That’s exactly what The Athletic hopes to do. Launched a little over a week ago in Toronto, this new online and app outlet has picked up some well-known local journalists in an attempt create a Netflix for sports coverage.
Similar to that video service, The Athletic has a subscription-based plan, where users can pay on a monthly or annual basis. The company was created at Y-Combinator, a well known California-based accelerator, and six months ago they launched in Chicago. Toronto is the company’s second market, and its focus is on the Leafs, Raptors and Blue Jays, with Argos and TFC to come.
It’s a hyper-local approach to sports coverage and, despite what feels like a saturated market, the people behind it believe there’s an opportunity.

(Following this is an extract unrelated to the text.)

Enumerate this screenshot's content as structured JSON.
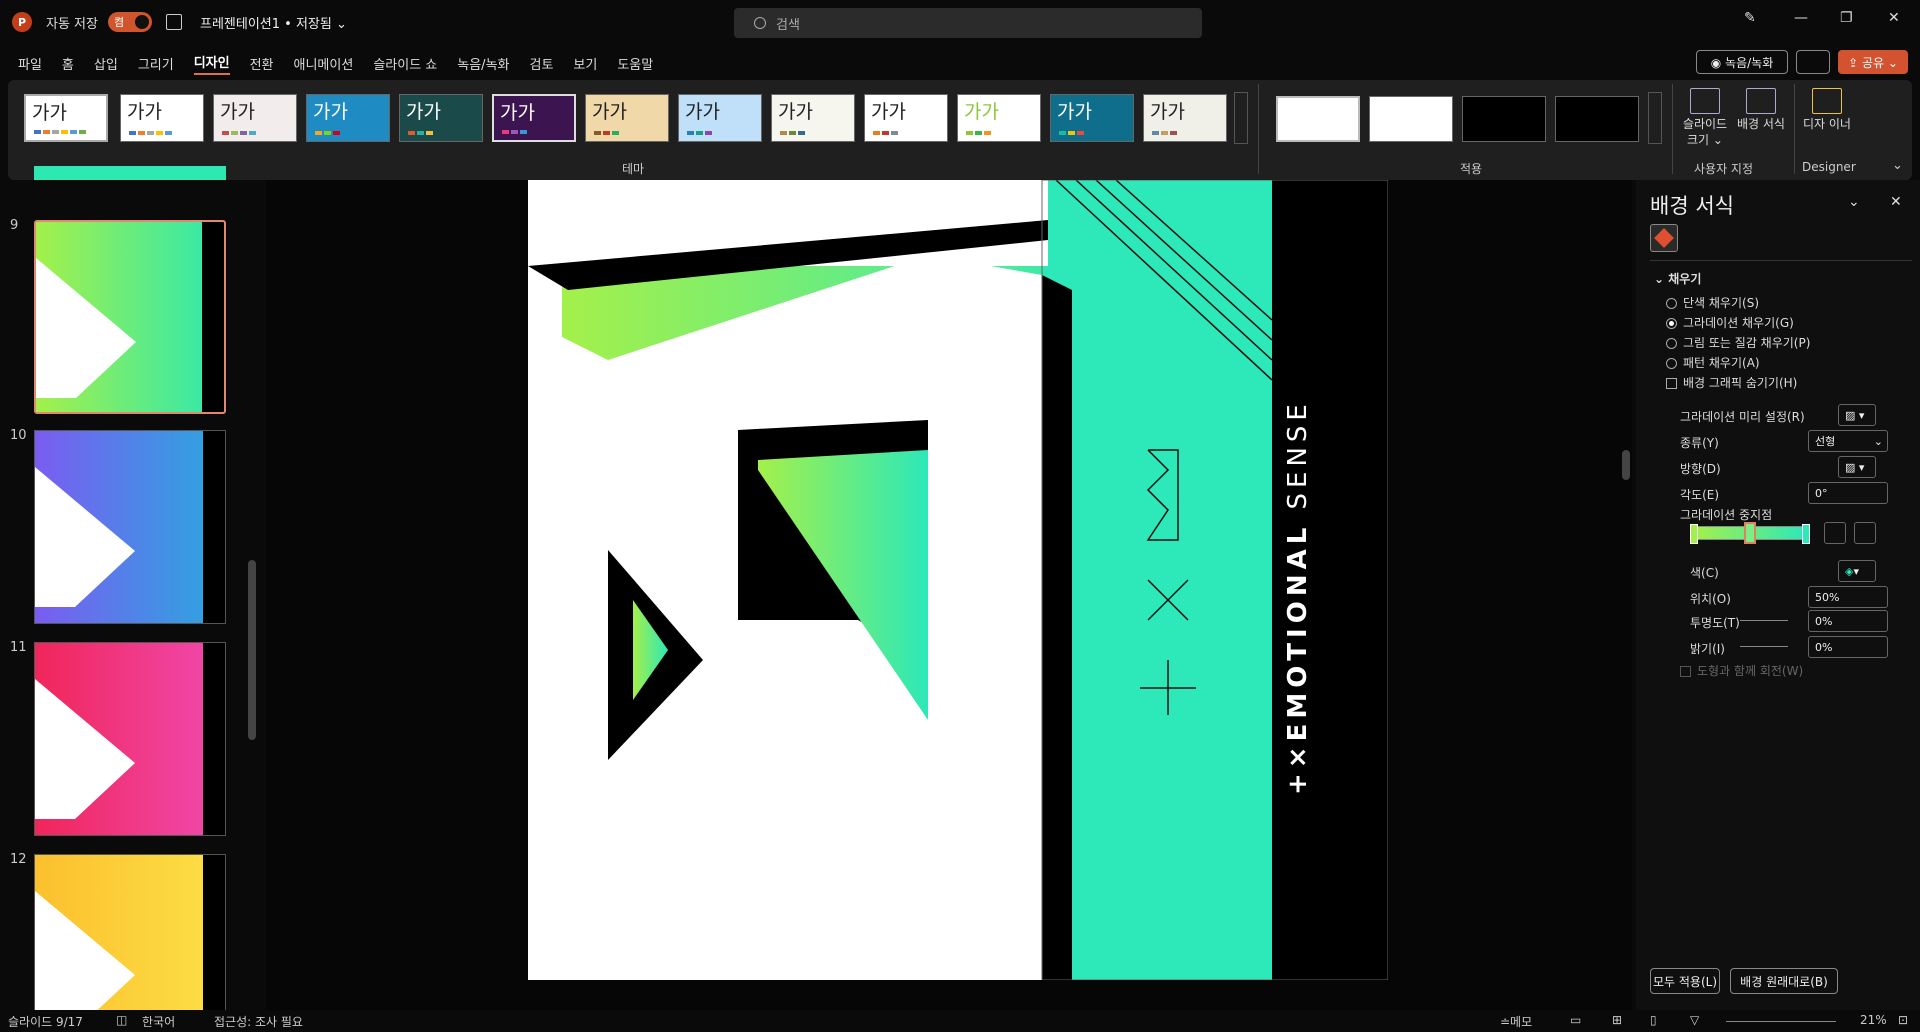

“There’s certainly no shortage of places to read about the Leafs or the Jays, but we see ourselves as a hybrid between two models that both have weaknesses — legacy outlets like newspapers on one side and blogs and analytical sites on the other. In simple terms, we want to be as credible as the newspapers while being as innovative, fanfriendly, and technologically sophisticated as Internet-first sites,” says Adam Hansmann, one of the founders.
This subscription-based approach to coverage has been gaining steam in the past few years, most notably in Pittsburgh, with DKonsports.com, a site started up by a former newspaper columnist who struck out on his own.
The hyperlocal approach is interesting for the Internet. While some outlets like Bleacher Report and SBnation have partnered with blogs or have team hubs, they don’t actually have real feet on the ground. The Athletic has picked up three former National Post writers, with John Lott covering the Blue Jays, Eric Koreen covering the Raptors and David Alter on the Leafs. Joshua Kloke is also providing Leafs coverage.
I tell Hansmann that I’m skeptical that people will pay.
“We think Toronto can easily support a subscriber base in the tens of thousands of people, and that’s not just Torontonians, but anyone across the continent that follows the Raptors, Jays, or Leafs,” he says. “Having known writers is very important both from a credibility and a marketing standpoint. Most writers that have at least a few years in the business will bring several thousand Twitter followers, and that’s a good starting point for a new outlet. Many of those followers will become our first subscribers.
“We won’t succeed unless we produce authentic coverage at the local level. Yes, our technology team is in San Francisco, but an authentic local voice can’t be manufactured or automated.”
He says that the company might look at advertising and sponsorship, but doesn’t want to do that in the early days.
Considering that all the newspapers in Toronto are in some form of buyout or layoff mode — Postmedia announced this week that it wants to shed 20 per cent in salary — there might be an opportunity for such an endeavour.